Nadine Robitaille
Communications Officer
Association of Universities and Colleges of Canada
nrobitaille@aucc.ca
phone: 613-563-3961 ext. 306
cell: 613-884-8401

Media release - December 4, 2014

Media advisory

OTTAWA – Spokespeople for the Association of Universities and Colleges of Canada are available for interviews on the university community’s response to the Government of Canada’s announcement of the implementation of the $1.5 billion Canada First Research Excellence Fund, and how this bold and transformative investment will help universities build new links with global research leaders to strengthen Canada’s position on the world stage and advance a competitive and vibrant Canadian economy.
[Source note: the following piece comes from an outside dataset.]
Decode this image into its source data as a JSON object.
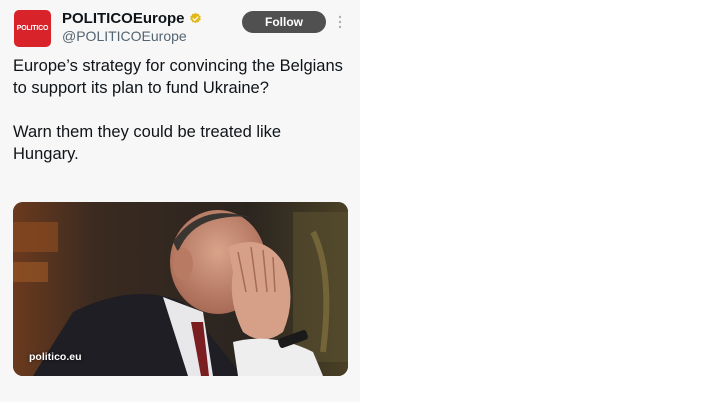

To schedule an interview, please contact:

Nadine Robitaille
Communications Officer
Association of Universities and Colleges of Canada
nrobitaille@aucc.ca
phone: 613-563-3961 ext. 306
cell: 613-884-8401


( Total - 255 )